Directions for this task:
Although the entries contain pictures, return everything else in them verbatim and omit the pictures.
*** Opening Supplied information ***
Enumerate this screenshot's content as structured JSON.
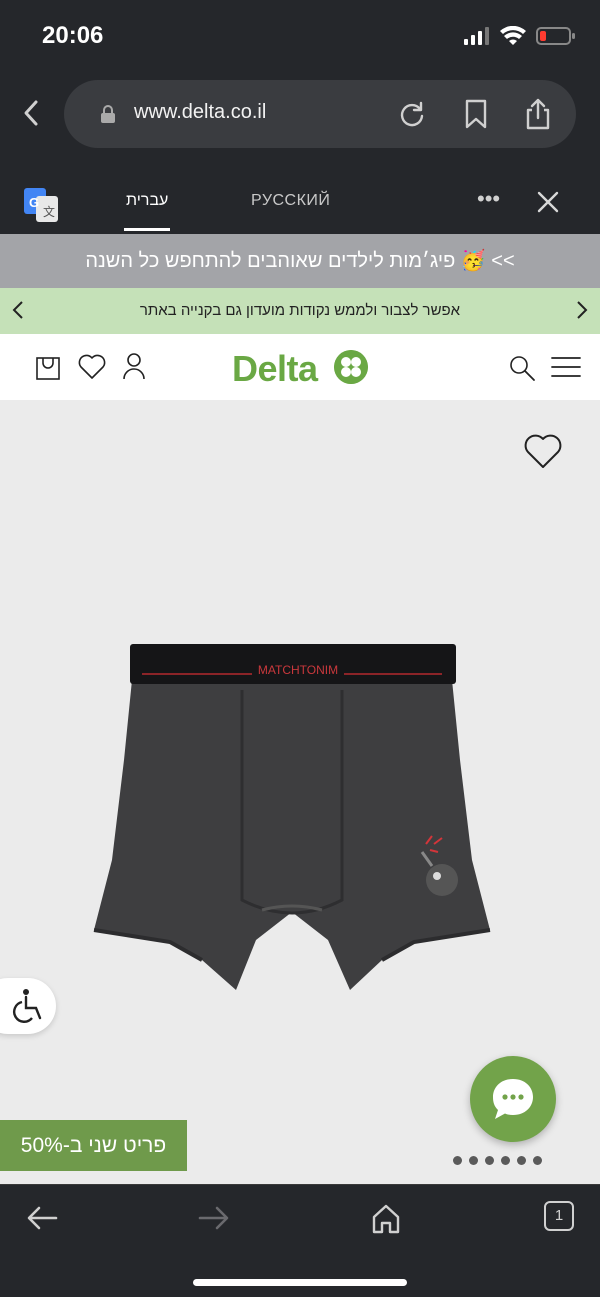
{
  "status": {
    "time": "20:06"
  },
  "browser": {
    "url": "www.delta.co.il",
    "translate": {
      "tab_hebrew": "עברית",
      "tab_russian": "РУССКИЙ",
      "more": "•••"
    }
  },
  "site": {
    "promo_text": "פיג׳מות לילדים שאוהבים להתחפש כל השנה 🥳 <<",
    "green_bar_text": "אפשר לצבור ולממש נקודות מועדון גם בקנייה באתר",
    "logo_text": "Delta",
    "brand_color": "#6aa844"
  },
  "product": {
    "waistband_text": "MATCHTONIM",
    "discount_badge": "פריט שני ב-50%",
    "carousel": {
      "total": 6,
      "active_index": 0
    }
  },
  "icons": {
    "status": [
      "signal-icon",
      "wifi-icon",
      "battery-icon"
    ],
    "browser": [
      "back-chevron-icon",
      "lock-icon",
      "reload-icon",
      "bookmark-icon",
      "share-icon"
    ],
    "header": [
      "cart-icon",
      "heart-icon",
      "user-icon",
      "search-icon",
      "menu-icon"
    ],
    "bottom": [
      "back-arrow-icon",
      "forward-arrow-icon",
      "home-icon",
      "tabs-icon"
    ]
  },
  "bottom_nav": {
    "tabs_count": "1"
  }
}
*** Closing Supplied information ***
Solution below:
Enumerate this screenshot's content as structured JSON.
{
  "status": {
    "time": "20:06"
  },
  "browser": {
    "url": "www.delta.co.il",
    "translate": {
      "tab_hebrew": "עברית",
      "tab_russian": "РУССКИЙ",
      "more": "•••"
    }
  },
  "site": {
    "promo_text": "פיג׳מות לילדים שאוהבים להתחפש כל השנה 🥳 <<",
    "green_bar_text": "אפשר לצבור ולממש נקודות מועדון גם בקנייה באתר",
    "logo_text": "Delta",
    "brand_color": "#6aa844"
  },
  "product": {
    "waistband_text": "MATCHTONIM",
    "discount_badge": "פריט שני ב-50%",
    "carousel": {
      "total": 6,
      "active_index": 0
    }
  },
  "icons": {
    "status": [
      "signal-icon",
      "wifi-icon",
      "battery-icon"
    ],
    "browser": [
      "back-chevron-icon",
      "lock-icon",
      "reload-icon",
      "bookmark-icon",
      "share-icon"
    ],
    "header": [
      "cart-icon",
      "heart-icon",
      "user-icon",
      "search-icon",
      "menu-icon"
    ],
    "bottom": [
      "back-arrow-icon",
      "forward-arrow-icon",
      "home-icon",
      "tabs-icon"
    ]
  },
  "bottom_nav": {
    "tabs_count": "1"
  }
}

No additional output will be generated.